▶ _Activity_:
Please find every line in the entries below that contains the string "this", and copy it.

Items from an interface collection:
++++++++
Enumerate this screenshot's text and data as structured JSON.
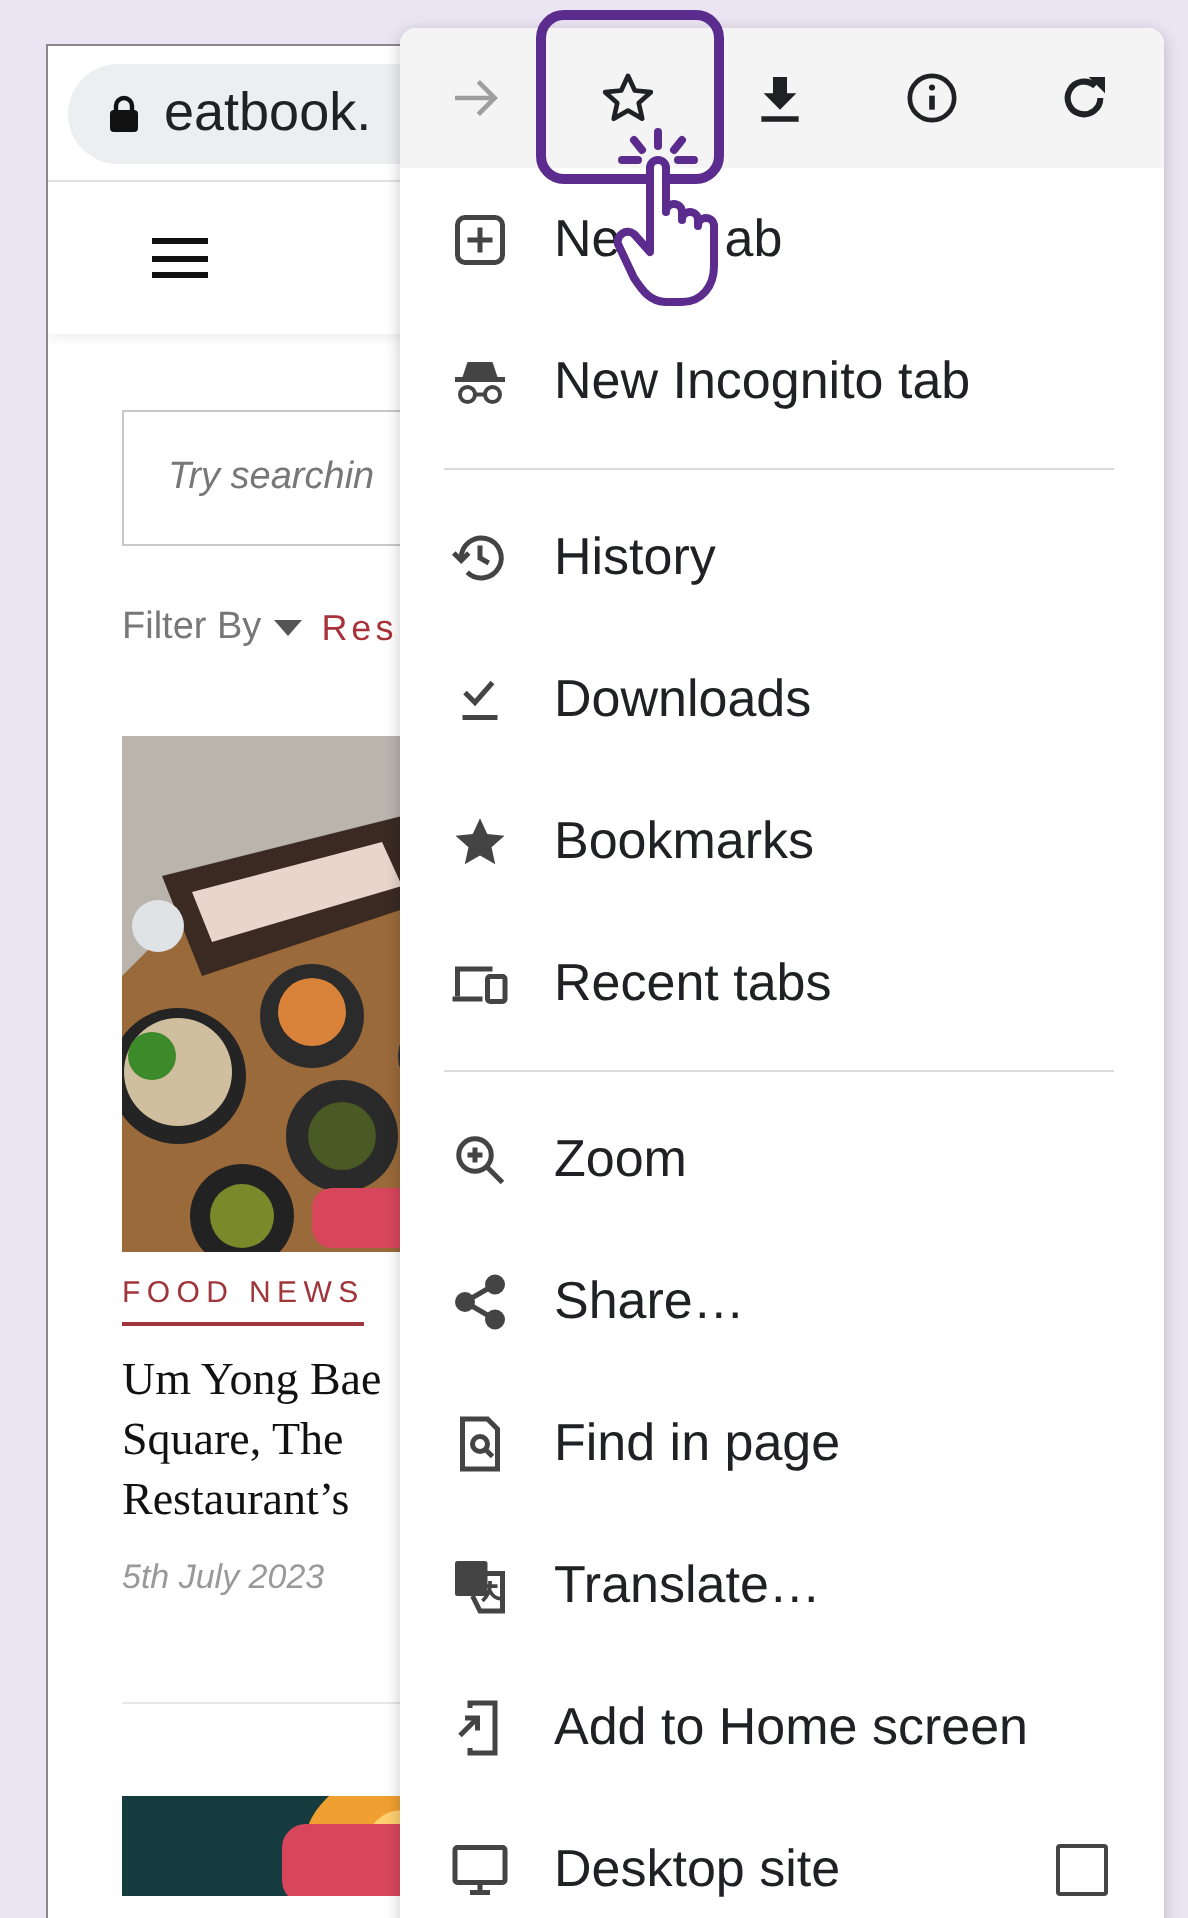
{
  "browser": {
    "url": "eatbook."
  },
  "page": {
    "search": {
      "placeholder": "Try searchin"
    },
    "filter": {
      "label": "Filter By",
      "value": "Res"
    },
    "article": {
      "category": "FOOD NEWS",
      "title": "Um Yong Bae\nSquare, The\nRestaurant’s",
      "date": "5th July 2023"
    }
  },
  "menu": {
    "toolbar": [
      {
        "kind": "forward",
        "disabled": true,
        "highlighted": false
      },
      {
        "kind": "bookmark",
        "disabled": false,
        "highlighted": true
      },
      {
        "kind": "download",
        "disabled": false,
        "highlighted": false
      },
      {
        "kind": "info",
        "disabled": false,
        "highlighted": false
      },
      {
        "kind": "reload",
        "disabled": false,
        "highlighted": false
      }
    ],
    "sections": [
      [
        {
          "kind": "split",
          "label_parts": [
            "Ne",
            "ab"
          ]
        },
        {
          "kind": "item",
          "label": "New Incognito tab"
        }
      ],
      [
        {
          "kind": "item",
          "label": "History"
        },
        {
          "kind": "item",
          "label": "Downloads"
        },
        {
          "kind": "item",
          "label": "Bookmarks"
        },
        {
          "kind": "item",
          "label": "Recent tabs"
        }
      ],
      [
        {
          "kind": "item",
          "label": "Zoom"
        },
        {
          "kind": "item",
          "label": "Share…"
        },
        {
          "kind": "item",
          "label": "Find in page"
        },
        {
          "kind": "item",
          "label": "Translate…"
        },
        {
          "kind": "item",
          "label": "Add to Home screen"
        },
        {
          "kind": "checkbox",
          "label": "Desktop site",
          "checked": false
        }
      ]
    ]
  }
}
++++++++
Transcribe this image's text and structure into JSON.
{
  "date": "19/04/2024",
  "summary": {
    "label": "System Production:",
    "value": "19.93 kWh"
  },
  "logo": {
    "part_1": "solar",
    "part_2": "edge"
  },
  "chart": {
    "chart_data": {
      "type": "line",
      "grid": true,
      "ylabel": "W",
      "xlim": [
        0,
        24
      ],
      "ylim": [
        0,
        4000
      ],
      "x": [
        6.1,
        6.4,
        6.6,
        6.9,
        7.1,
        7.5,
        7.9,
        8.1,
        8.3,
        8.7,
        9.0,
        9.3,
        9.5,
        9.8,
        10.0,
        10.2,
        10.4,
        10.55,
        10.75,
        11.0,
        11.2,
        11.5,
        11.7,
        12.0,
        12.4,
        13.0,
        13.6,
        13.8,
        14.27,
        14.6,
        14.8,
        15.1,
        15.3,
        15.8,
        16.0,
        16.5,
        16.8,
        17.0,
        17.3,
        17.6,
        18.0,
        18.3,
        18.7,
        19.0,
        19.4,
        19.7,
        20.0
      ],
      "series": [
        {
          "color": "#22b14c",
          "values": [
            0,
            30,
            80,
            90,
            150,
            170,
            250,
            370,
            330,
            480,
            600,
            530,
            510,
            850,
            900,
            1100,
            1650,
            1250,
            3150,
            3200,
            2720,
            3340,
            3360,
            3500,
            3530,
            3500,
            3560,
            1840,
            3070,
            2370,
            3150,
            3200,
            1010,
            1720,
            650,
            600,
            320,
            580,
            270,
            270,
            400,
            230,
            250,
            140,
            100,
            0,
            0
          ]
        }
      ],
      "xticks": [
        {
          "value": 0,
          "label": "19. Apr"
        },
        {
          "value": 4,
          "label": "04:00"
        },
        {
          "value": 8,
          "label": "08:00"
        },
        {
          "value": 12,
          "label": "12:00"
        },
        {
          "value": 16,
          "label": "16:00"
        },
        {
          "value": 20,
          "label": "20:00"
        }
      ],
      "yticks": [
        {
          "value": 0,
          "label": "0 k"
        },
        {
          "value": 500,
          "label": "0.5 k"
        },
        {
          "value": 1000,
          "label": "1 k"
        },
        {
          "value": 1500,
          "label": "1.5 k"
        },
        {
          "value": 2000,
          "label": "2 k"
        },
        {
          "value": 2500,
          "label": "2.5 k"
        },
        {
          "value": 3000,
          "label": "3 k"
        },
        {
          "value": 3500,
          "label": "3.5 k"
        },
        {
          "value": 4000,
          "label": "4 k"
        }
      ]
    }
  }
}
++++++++
▶ _Exercise result_:
Enumerate this screenshot's text and data as structured JSON.
Transcribe this image's text and structure into JSON.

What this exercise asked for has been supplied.